- [EXERCISE BRIEF]: Records follow. Pull out every line that contains "html".

Data entries:
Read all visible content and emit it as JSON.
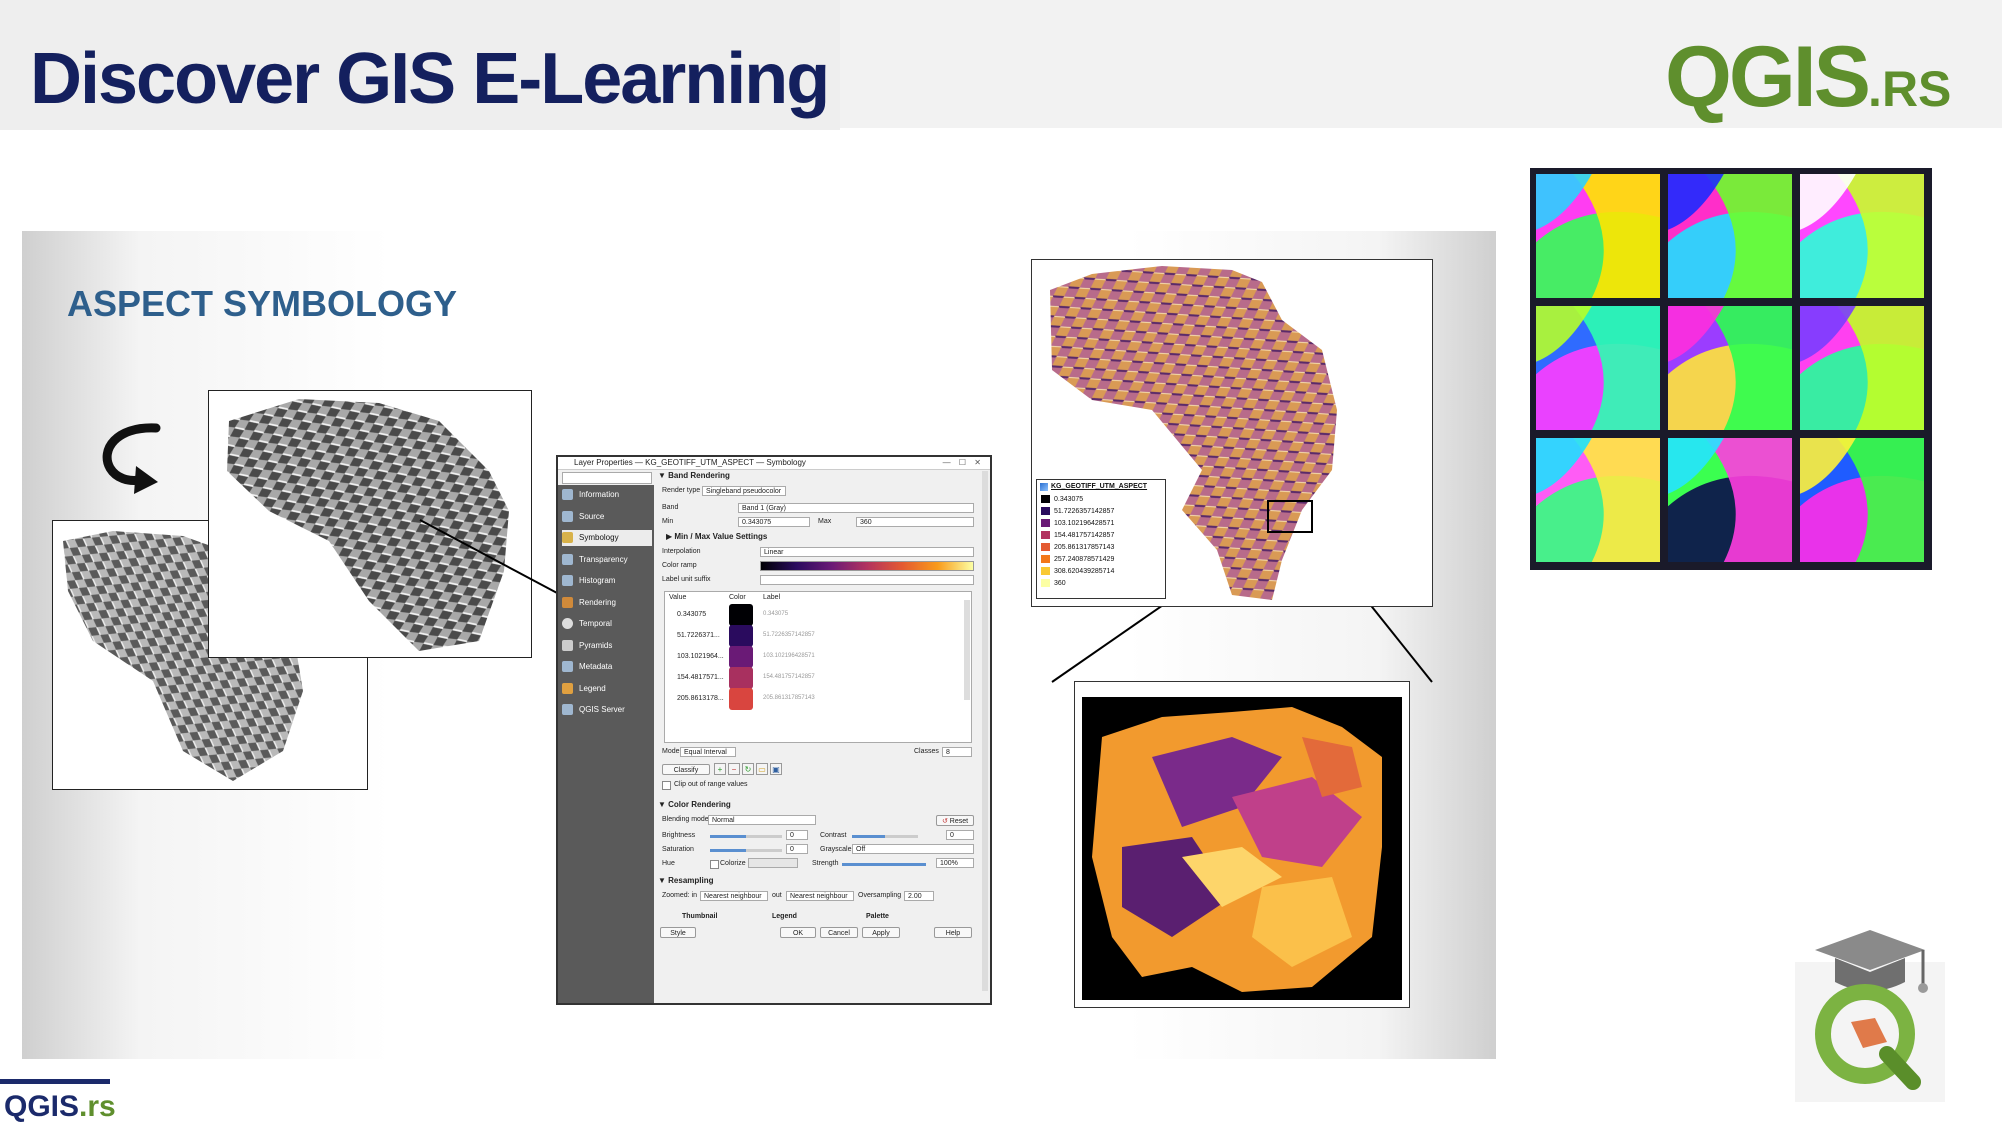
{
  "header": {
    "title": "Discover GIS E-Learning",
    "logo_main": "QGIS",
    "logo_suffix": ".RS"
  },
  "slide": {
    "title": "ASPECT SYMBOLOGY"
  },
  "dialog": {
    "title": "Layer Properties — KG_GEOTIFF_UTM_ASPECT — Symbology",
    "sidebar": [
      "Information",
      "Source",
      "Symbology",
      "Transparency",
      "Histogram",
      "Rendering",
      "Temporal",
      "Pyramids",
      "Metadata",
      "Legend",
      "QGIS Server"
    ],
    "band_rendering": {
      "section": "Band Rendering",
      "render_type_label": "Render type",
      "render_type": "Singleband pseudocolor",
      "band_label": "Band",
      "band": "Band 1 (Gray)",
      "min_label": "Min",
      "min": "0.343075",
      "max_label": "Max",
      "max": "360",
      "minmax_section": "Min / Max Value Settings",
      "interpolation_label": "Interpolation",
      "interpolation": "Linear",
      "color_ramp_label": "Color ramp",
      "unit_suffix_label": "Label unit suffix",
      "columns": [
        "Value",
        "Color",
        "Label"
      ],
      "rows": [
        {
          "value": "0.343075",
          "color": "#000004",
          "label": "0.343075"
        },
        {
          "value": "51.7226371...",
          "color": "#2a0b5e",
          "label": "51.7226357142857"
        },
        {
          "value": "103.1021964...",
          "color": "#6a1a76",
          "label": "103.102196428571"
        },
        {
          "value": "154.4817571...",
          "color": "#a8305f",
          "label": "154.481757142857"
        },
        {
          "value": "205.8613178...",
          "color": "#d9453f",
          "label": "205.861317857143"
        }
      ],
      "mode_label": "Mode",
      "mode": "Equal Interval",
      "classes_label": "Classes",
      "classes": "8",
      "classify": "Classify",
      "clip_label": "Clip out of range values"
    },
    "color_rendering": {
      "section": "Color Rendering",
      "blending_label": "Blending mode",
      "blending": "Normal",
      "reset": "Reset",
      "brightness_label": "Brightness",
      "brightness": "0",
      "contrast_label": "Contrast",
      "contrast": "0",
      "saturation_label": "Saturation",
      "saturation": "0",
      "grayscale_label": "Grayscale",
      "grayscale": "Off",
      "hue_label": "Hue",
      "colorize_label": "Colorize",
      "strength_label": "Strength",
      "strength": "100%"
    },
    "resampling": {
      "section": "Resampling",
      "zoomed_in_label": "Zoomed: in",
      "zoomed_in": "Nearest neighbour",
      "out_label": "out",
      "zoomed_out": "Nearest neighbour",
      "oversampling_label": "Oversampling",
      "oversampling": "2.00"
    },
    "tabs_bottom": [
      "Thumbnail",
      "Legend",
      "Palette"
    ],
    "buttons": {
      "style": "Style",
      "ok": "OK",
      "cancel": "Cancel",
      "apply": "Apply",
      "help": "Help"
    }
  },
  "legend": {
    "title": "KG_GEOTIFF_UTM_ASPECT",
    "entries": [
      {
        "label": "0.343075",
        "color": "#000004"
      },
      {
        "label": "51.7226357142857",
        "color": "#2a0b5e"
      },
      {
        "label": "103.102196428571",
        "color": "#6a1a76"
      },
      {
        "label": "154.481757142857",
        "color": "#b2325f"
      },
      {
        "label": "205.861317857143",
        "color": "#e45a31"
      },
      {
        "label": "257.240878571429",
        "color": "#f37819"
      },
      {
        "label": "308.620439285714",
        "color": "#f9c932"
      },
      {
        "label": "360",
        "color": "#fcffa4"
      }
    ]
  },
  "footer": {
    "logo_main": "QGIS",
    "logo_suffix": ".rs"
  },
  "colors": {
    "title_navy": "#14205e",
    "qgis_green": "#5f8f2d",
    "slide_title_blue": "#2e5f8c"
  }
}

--

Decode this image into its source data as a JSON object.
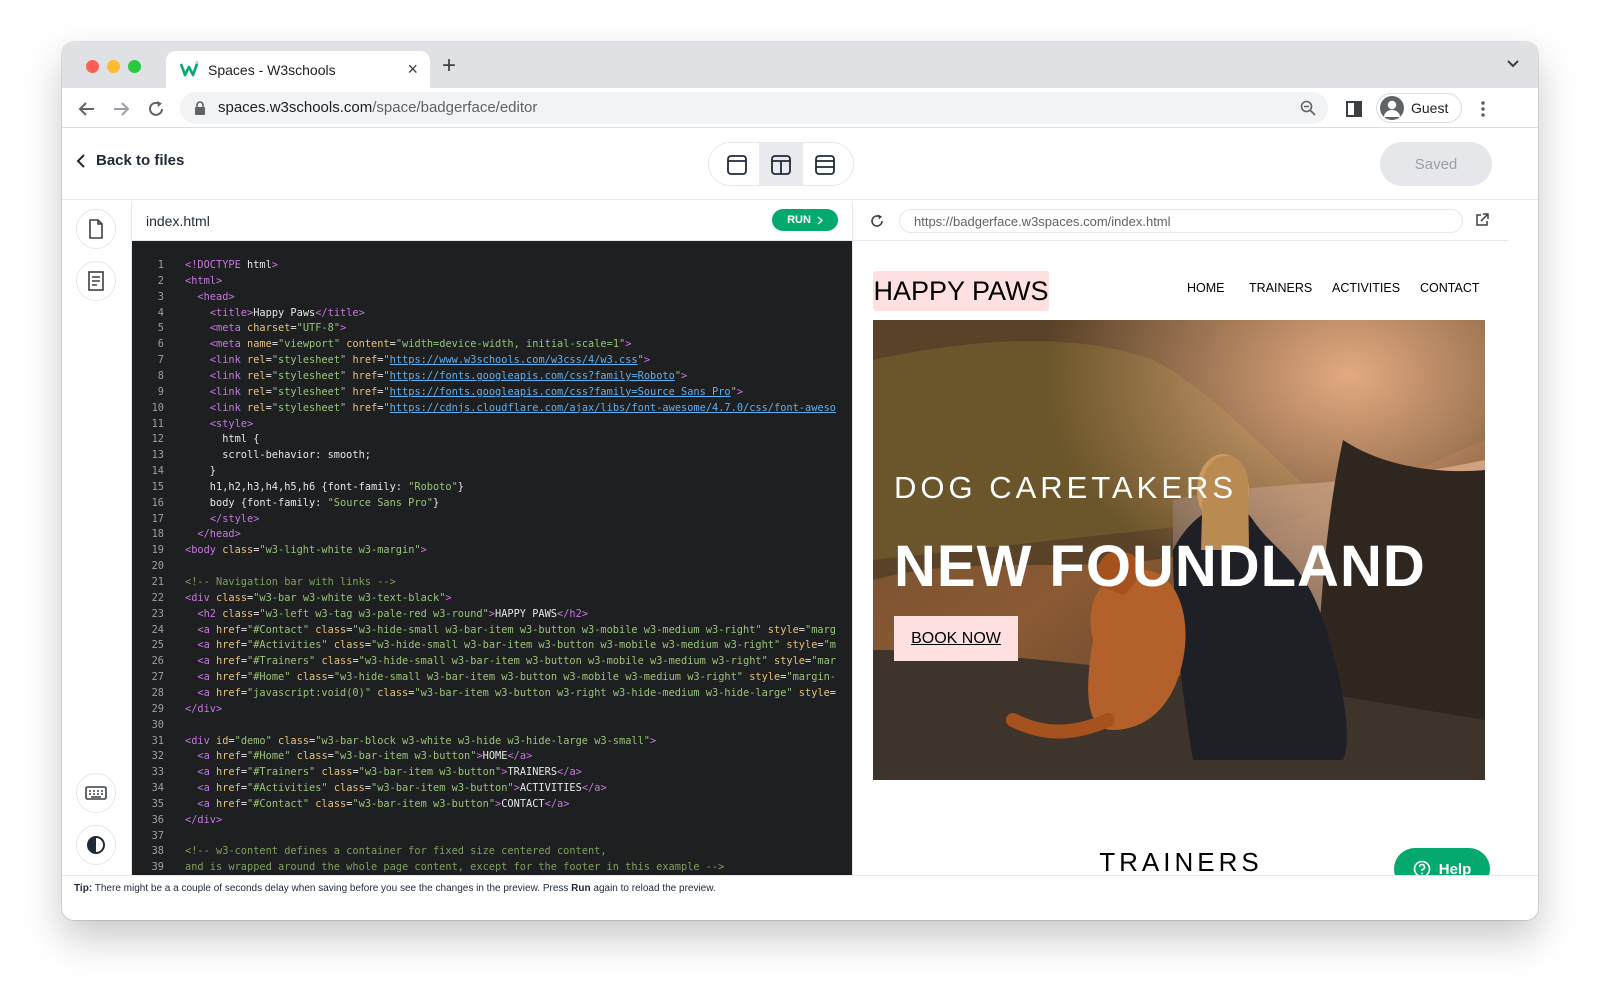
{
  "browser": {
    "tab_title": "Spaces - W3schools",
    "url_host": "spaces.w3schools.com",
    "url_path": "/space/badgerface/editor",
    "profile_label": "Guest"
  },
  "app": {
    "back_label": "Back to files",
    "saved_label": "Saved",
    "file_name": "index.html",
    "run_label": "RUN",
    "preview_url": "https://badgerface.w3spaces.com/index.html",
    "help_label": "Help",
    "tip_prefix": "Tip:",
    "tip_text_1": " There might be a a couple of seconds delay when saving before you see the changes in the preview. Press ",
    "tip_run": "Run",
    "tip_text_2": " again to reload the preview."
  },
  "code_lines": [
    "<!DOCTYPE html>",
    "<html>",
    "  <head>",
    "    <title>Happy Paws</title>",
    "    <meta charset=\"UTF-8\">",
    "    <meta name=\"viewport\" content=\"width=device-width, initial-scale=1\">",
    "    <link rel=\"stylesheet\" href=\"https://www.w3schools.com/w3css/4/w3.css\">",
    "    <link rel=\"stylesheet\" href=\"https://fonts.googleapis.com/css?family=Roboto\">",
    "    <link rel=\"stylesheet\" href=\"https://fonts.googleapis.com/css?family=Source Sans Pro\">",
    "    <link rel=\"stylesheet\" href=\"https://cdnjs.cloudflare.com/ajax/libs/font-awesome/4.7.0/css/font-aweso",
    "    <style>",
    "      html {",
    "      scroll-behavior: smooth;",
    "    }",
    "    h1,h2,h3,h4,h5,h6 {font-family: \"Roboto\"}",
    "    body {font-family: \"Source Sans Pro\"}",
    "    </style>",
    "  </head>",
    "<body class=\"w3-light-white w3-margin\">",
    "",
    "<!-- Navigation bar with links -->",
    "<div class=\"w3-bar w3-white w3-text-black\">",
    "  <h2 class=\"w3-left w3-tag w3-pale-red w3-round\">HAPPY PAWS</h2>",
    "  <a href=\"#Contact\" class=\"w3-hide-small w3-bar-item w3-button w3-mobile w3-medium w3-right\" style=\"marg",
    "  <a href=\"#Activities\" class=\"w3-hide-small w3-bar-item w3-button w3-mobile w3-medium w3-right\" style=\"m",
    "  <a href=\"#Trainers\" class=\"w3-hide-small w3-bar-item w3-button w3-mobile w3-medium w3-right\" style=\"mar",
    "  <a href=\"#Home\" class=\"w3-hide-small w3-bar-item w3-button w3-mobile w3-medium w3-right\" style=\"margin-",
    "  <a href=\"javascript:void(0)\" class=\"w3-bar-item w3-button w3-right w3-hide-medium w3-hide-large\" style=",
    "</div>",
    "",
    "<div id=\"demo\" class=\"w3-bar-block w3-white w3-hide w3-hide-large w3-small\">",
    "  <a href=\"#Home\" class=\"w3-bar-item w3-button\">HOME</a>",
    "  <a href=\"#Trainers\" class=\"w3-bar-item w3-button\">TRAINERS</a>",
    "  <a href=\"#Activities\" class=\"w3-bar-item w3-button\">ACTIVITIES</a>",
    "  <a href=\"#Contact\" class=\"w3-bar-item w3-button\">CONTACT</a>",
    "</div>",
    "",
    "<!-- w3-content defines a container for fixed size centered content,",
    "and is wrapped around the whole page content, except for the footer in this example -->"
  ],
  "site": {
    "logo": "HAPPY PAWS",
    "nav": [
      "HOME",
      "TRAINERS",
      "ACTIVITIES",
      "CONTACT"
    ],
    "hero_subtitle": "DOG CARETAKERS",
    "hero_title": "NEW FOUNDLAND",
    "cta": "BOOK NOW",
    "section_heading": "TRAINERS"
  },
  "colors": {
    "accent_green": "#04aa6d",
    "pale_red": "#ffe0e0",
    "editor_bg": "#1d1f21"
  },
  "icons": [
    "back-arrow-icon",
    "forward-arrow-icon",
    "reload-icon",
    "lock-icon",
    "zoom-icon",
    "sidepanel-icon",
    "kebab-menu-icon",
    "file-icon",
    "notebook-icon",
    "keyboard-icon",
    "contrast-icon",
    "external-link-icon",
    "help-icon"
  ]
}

- [WRITTEN RESPONSE]:
    "file_name": "index.html",
    "preview_url": "https://badgerface.w3spaces.com/index.html",
    "<!DOCTYPE html>",
    "<html>",
    "      html {",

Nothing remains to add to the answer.